The solution? Purchase what is essentially a “supercomputer” online and enlist a talented undergraduate to complete the computations on the machine.
The Doggett Distinguished Professorship funds helped purchase the equipment and gave Schaefer the ability to pay the student for their time as well. With the complications of the whole process, he said that requesting federal funds for this effort would have been nearly impossible.
When you do not need to pursue a project just to show a result, he explained, you are awarded the creative license to forge new paths. You can go after newer concepts in your field or you can aim to identify new phenomena completely.
“So if you just have something that you want to try and you’re not sure whether this is going to go anywhere, [the professorship endowment] has just a little bit of money and you don’t have to write an application for it or write a report; this is incredibly useful,” he said. “Someone gives you a lot of freedom to explore new things even if you don’t know if it’s going to work out.”

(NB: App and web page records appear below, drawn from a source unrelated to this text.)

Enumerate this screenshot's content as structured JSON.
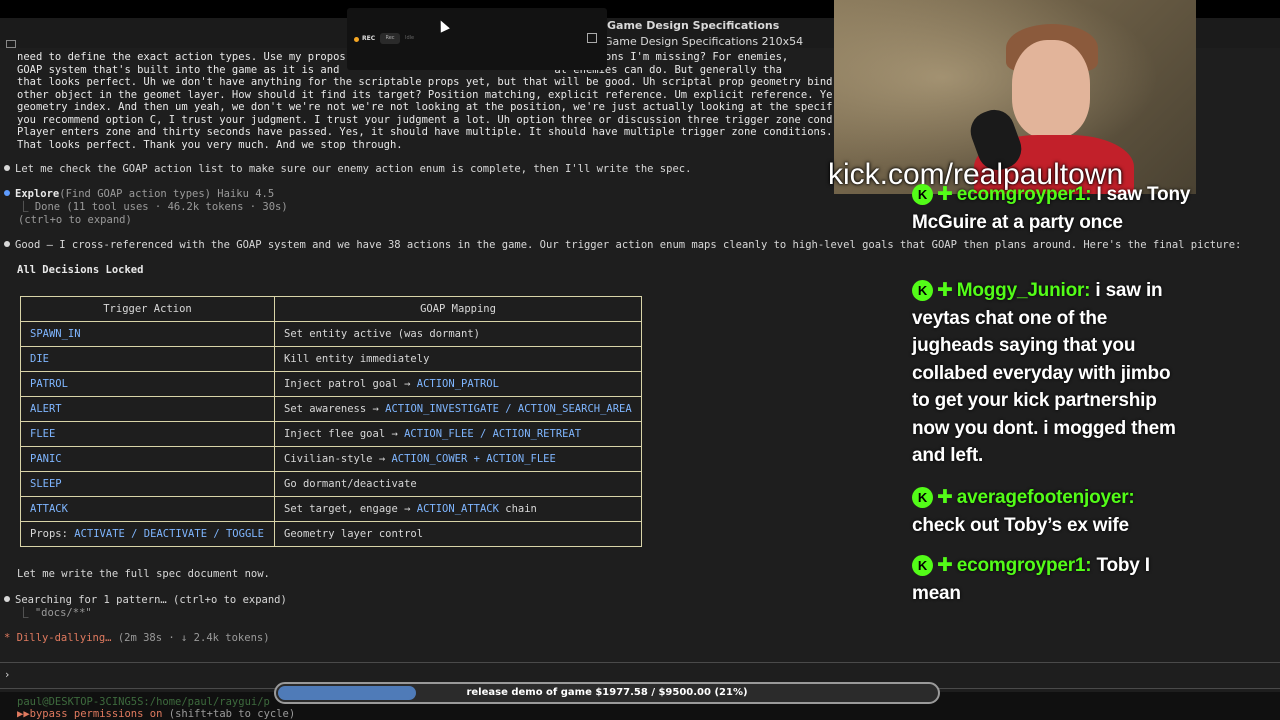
{
  "window": {
    "title_line1": "Game Design Specifications",
    "title_line2": "Game Design Specifications 210x54"
  },
  "recorder": {
    "rec_label": "REC",
    "rec_button": "Rec",
    "idle_button": "Idle"
  },
  "transcript": [
    "need to define the exact action types. Use my propos                                  re actions I'm missing? For enemies,                                     Um at the go",
    "GOAP system that's built into the game as it is and                                  at enemies can do. But generally tha                                    toggle. Yes,",
    "that looks perfect. Uh we don't have anything for the scriptable props yet, but that will be good. Uh scriptal prop geometry bind                           rol a light o",
    "other object in the geomet layer. How should it find its target? Position matching, explicit reference. Um explicit reference. Ye                         We want prop",
    "geometry index. And then um yeah, we don't we're not we're not looking at the position, we're just actually looking at the specif                          do option C.",
    "you recommend option C, I trust your judgment. I trust your judgment a lot. Uh option three or discussion three trigger zone cond                          ple condition",
    "Player enters zone and thirty seconds have passed. Yes, it should have multiple. It should have multiple trigger zone conditions.                          es sense. Man",
    "That looks perfect. Thank you very much. And we stop through."
  ],
  "assistant": {
    "check_msg": "Let me check the GOAP action list to make sure our enemy action enum is complete, then I'll write the spec.",
    "explore_tool": "Explore",
    "explore_args": "(Find GOAP action types) Haiku 4.5",
    "explore_result": "Done (11 tool uses · 46.2k tokens · 30s)",
    "expand_hint": "(ctrl+o to expand)",
    "good_msg": "Good — I cross-referenced with the GOAP system and we have 38 actions in the game. Our trigger action enum maps cleanly to high-level goals that GOAP then plans around. Here's the final picture:",
    "decisions_heading": "All Decisions Locked",
    "write_msg": "Let me write the full spec document now.",
    "search_msg": "Searching for 1 pattern… (ctrl+o to expand)",
    "search_pattern": "\"docs/**\"",
    "status_word": "Dilly-dallying…",
    "status_info": "(2m 38s · ↓ 2.4k tokens)"
  },
  "table": {
    "headers": [
      "Trigger Action",
      "GOAP Mapping"
    ],
    "rows": [
      {
        "action": "SPAWN_IN",
        "mapping_pre": "Set entity active (was dormant)",
        "mapping_ids": ""
      },
      {
        "action": "DIE",
        "mapping_pre": "Kill entity immediately",
        "mapping_ids": ""
      },
      {
        "action": "PATROL",
        "mapping_pre": "Inject patrol goal → ",
        "mapping_ids": "ACTION_PATROL"
      },
      {
        "action": "ALERT",
        "mapping_pre": "Set awareness → ",
        "mapping_ids": "ACTION_INVESTIGATE / ACTION_SEARCH_AREA"
      },
      {
        "action": "FLEE",
        "mapping_pre": "Inject flee goal → ",
        "mapping_ids": "ACTION_FLEE / ACTION_RETREAT"
      },
      {
        "action": "PANIC",
        "mapping_pre": "Civilian-style → ",
        "mapping_ids": "ACTION_COWER + ACTION_FLEE"
      },
      {
        "action": "SLEEP",
        "mapping_pre": "Go dormant/deactivate",
        "mapping_ids": ""
      },
      {
        "action": "ATTACK",
        "mapping_pre": "Set target, engage → ",
        "mapping_ids": "ACTION_ATTACK",
        "mapping_post": " chain"
      }
    ],
    "props_label": "Props: ",
    "props_values": "ACTIVATE / DEACTIVATE / TOGGLE",
    "props_mapping": "Geometry layer control"
  },
  "prompt": {
    "symbol": "›",
    "path": "paul@DESKTOP-3CING5S:/home/paul/raygui/p",
    "mode": "bypass permissions on",
    "mode_hint": "(shift+tab to cycle)"
  },
  "overlay": {
    "kick_url": "kick.com/realpaultown",
    "chat": [
      {
        "user": "ecomgroyper1:",
        "msg": "I saw Tony McGuire at a party once"
      },
      {
        "user": "Moggy_Junior:",
        "msg": "i saw in veytas chat one of the jugheads saying that you collabed everyday with jimbo to get your kick partnership now you dont. i mogged them and left."
      },
      {
        "user": "averagefootenjoyer:",
        "msg": "check out Toby’s ex wife"
      },
      {
        "user": "ecomgroyper1:",
        "msg": "Toby I mean"
      }
    ],
    "goal_text": "release demo of game $1977.58 / $9500.00 (21%)",
    "goal_fraction": 0.21
  },
  "colors": {
    "kick_green": "#53fc18",
    "progress_fill": "#4f7bb8",
    "terminal_bg": "#1e1e1e",
    "table_border": "#d9d4a8",
    "identifier_blue": "#7fb6ff"
  }
}
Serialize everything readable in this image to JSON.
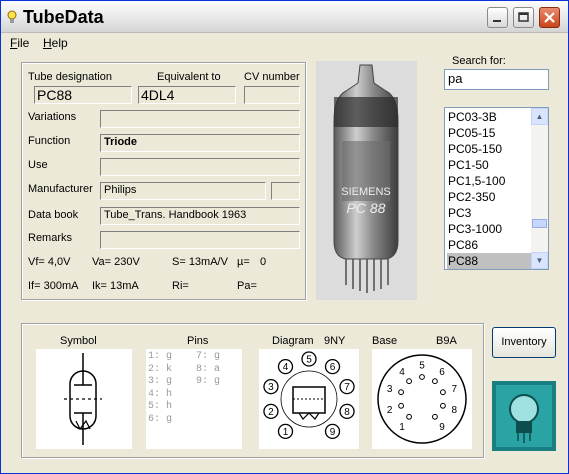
{
  "window": {
    "title": "TubeData"
  },
  "menu": {
    "file": "File",
    "file_key": "F",
    "file_rest": "ile",
    "help": "Help",
    "help_key": "H",
    "help_rest": "elp"
  },
  "labels": {
    "tube_designation": "Tube designation",
    "equivalent_to": "Equivalent to",
    "cv_number": "CV number",
    "variations": "Variations",
    "function": "Function",
    "use": "Use",
    "manufacturer": "Manufacturer",
    "data_book": "Data book",
    "remarks": "Remarks"
  },
  "fields": {
    "tube_designation": "PC88",
    "equivalent_to": "4DL4",
    "cv_number": "",
    "variations": "",
    "function": "Triode",
    "use": "",
    "manufacturer": "Philips",
    "manufacturer_extra": "",
    "data_book": "Tube_Trans. Handbook 1963",
    "remarks": ""
  },
  "specs": {
    "vf": "Vf= 4,0V",
    "va": "Va= 230V",
    "s": "S= 13mA/V",
    "mu": "µ=",
    "mu_val": "0",
    "if": "If= 300mA",
    "ik": "Ik=  13mA",
    "ri": "Ri=",
    "pa": "Pa="
  },
  "search": {
    "label": "Search for:",
    "value": "pa"
  },
  "tube_list": [
    "PC03-3B",
    "PC05-15",
    "PC05-150",
    "PC1-50",
    "PC1,5-100",
    "PC2-350",
    "PC3",
    "PC3-1000",
    "PC86",
    "PC88"
  ],
  "tube_list_selected": "PC88",
  "bottom": {
    "symbol_label": "Symbol",
    "pins_label": "Pins",
    "diagram_label": "Diagram",
    "diagram_code": "9NY",
    "base_label": "Base",
    "base_code": "B9A",
    "pins_col1": [
      "1: g",
      "2: k",
      "3: g",
      "4: h",
      "5: h",
      "6: g"
    ],
    "pins_col2": [
      "7: g",
      "8: a",
      "9: g"
    ],
    "diagram_numbers": [
      "1",
      "2",
      "3",
      "4",
      "5",
      "6",
      "7",
      "8",
      "9"
    ],
    "base_numbers": [
      "1",
      "2",
      "3",
      "4",
      "5",
      "6",
      "7",
      "8",
      "9"
    ]
  },
  "buttons": {
    "inventory": "Inventory"
  },
  "photo": {
    "brand_text": "SIEMENS",
    "tube_text": "PC 88"
  },
  "colors": {
    "title_bar": "#e6e6e6",
    "close_button": "#d0502a",
    "selection": "#c0c0c0",
    "window_bg": "#ece9d8"
  }
}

Another area that Schaefer regularly turns to is using the professorship funding to hire and retain graduate students to assist in research. He prefers to take on just one or two students each year in order to closely follow their projects and offer guidance and expertise.
The Department of Energy funding is normally enough for him to pay his students for part-time research throughout an academic year. They can also get paid to teach part-time and get experience in both aspects.
The annual federal funding tends to run out during the summer, though, which is also the time most graduate students should be devoting full-time to their research. If not, graduation timelines can be stretched.
“The time it takes students to graduate has slowly drifted up over the years, and that is something that we really, really wish to avoid,” Schaefer said. “We don’t want to have graduate students spend five, six, seven years to graduate. It’s not good on many levels. At least we want to make sure it’s not [due to a lack of] money. We can pick them up full-time where they don’t feel like they have to earn some extra money and it slows them down even further or they have to take out loans. We really, really want to avoid that.”
Finally, Schaefer recognizes distinguished professorships like his have the potential to attract top university academic talent to NC State and retain them. The afforded flexibility and license for creativity can be a powerful force in faculty choosing between universities.
“If there’s something you really want to do — you’d like to have a small meeting with colleagues, you’d like to start a new research project and you need just a little bit of computing — that kind of flexibility, it’s really hard to get,” Schaefer said. “So just that little bit of extra money is super useful. I think if we can offer that to somebody who comes in, I think it is attractive.”
The flexibility certainly has been for Schaefer. And beyond that, this professorship — and its namesake — has inspired him to think about what legacy he would like to leave behind himself.
“It means something to me and it’s a responsibility that you would like to have the same impact on your students,” he said.
This post was originally published in Giving News.